30 Aug 2016

Following today’s decision by the European Commission that Apple was granted illegal state aid, Debt and Development Coalition Ireland (DDCI) is calling for a full Oireachtas debate to take place before any decision is made to contest the ruling in the European Courts.

The details of the revenue seemingly voluntarily foregone by the Irish state are truly astonishing, with Apple paying an effective tax rate of 0.005% in 2014 and reports of 13 billion EUR foregone in the period 2003-2014. This is particularly remarkable given the austerity policies ordinary Irish citizens were facing during much of this period.

DDCI is calling for the Public Accounts Committee to undertake a full review of the operation and social cost-benefit of the tax rulings system operated by Revenue.

Today’s news means it is now imperative to investigate the tax rulings system by which Revenue gives away billions in revenues to Apple and other multinational corporations – with no public record, scrutiny or accountability.

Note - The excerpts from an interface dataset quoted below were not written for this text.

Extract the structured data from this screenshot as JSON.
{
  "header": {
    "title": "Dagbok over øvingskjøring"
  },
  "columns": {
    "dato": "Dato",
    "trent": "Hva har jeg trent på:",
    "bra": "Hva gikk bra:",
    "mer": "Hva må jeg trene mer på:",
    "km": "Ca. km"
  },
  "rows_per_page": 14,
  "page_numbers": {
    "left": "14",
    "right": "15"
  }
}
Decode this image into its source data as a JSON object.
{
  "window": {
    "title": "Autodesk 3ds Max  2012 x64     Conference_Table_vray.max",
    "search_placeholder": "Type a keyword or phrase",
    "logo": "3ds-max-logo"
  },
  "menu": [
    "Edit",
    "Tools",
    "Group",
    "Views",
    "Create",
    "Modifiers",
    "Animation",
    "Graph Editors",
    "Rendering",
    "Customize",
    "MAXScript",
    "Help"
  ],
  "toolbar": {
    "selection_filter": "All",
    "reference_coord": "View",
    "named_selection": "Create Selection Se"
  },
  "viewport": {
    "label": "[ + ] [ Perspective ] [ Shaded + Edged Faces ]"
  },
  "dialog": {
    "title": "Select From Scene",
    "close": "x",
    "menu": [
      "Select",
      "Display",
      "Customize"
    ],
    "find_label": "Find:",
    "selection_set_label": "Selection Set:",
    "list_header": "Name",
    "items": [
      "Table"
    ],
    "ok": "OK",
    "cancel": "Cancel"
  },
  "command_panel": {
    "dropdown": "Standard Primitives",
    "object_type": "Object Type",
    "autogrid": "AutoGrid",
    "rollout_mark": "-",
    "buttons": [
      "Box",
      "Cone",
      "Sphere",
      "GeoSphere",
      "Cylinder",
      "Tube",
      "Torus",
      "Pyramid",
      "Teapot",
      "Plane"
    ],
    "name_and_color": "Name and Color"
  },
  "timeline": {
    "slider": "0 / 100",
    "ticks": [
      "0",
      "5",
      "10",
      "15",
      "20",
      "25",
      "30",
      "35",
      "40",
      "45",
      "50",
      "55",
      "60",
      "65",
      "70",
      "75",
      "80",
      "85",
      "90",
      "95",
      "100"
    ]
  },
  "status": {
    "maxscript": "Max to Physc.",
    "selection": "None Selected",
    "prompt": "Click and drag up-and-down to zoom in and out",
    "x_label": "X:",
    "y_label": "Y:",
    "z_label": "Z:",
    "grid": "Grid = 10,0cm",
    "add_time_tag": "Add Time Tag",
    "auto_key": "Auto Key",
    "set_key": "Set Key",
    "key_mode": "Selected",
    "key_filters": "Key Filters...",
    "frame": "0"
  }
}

Between 2010 and 2012 alone there were 335 rulings issued by Revenue. Due to the lack of transparency about these rulings, there is currently no way to estimate the impact of these further rulings to the exchequer, or to analyse the implications they may have in Ireland, and developing countries.

Specifically, we argue that:

  • Tax rulings should not be open ended, should be costed, and these costs should be included in government estimates.
  • Revenue foregone through tax rulings should be included as expenditure in the government estimates and budget.

DDCI is concerned about gaps in Ireland’s corporate taxation and incentives system, along with its transfer-pricing regime, which facilitate multinational corporations to operate aggressive tax dodging schemes from Ireland that reduce their global liabilities and deny much-needed tax revenues to low-income countries.

Low-income countries lose out enormously when MNCs minimize their taxes through profit-shifting practices and aggressive tax avoidance, operated through countries like Ireland. Altogether, multinationals’ corporate tax avoidance costs poor countries around $100 billion/year, according to UN figures.

DDCI Director, Maeve Bateman, said:

"While the focus of this ruling is on Apple, there are many more tax rulings issued by Revenue we don’t know the details of, with the strong possibility of even more revenue foregone by the exchequer. It is essential that increased transparency and oversight be applied to these secret rulings.

Political representatives, the Public Accounts Committee and the general public need to be able to understand the basis on which companies tax liabilities are calculated. Today’s decision makes it clear that keeping these decisions behind closed doors has been a costly mistake.

Today, the world’s attention is on Ireland. However, this ruling could have significant implications for developing countries. A full review of the use of Irish tax rulings by multinational corporations would be a valuable first step in closing gaps in Ireland’s corporate taxation regime, and would reduce the outflow of revenue from developing countries."

For more information see DDCI’s policy paper ‘Corporate Tax Secrecy and the State: The Apple Case in Ireland’ first released in October 2015, and available below:

                                                  Publication cover - DDCI Apple Policy Brief FINAL, 22 Oct